• _About this task_
Set out the records again, keeping every word as it is.

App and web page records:
--- START ---

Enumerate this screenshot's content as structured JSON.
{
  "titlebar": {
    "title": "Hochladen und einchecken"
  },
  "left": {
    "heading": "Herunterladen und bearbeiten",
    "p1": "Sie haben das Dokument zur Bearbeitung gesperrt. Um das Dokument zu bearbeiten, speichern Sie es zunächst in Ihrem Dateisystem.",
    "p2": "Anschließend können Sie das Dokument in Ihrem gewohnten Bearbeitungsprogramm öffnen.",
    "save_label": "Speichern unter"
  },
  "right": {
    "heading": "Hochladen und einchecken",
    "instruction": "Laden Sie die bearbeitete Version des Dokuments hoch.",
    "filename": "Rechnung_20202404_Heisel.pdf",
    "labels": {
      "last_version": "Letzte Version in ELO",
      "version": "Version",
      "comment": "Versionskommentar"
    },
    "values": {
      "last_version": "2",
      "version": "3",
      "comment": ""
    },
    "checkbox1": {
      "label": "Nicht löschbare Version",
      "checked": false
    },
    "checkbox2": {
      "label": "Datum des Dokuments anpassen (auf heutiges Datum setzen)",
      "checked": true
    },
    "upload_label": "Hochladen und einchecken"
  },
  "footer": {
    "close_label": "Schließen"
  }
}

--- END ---

• _Task result_
Enumerate this screenshot's content as structured JSON.
{
  "titlebar": {
    "title": "Hochladen und einchecken"
  },
  "left": {
    "heading": "Herunterladen und bearbeiten",
    "p1": "Sie haben das Dokument zur Bearbeitung gesperrt. Um das Dokument zu bearbeiten, speichern Sie es zunächst in Ihrem Dateisystem.",
    "p2": "Anschließend können Sie das Dokument in Ihrem gewohnten Bearbeitungsprogramm öffnen.",
    "save_label": "Speichern unter"
  },
  "right": {
    "heading": "Hochladen und einchecken",
    "instruction": "Laden Sie die bearbeitete Version des Dokuments hoch.",
    "filename": "Rechnung_20202404_Heisel.pdf",
    "labels": {
      "last_version": "Letzte Version in ELO",
      "version": "Version",
      "comment": "Versionskommentar"
    },
    "values": {
      "last_version": "2",
      "version": "3",
      "comment": ""
    },
    "checkbox1": {
      "label": "Nicht löschbare Version",
      "checked": false
    },
    "checkbox2": {
      "label": "Datum des Dokuments anpassen (auf heutiges Datum setzen)",
      "checked": true
    },
    "upload_label": "Hochladen und einchecken"
  },
  "footer": {
    "close_label": "Schließen"
  }
}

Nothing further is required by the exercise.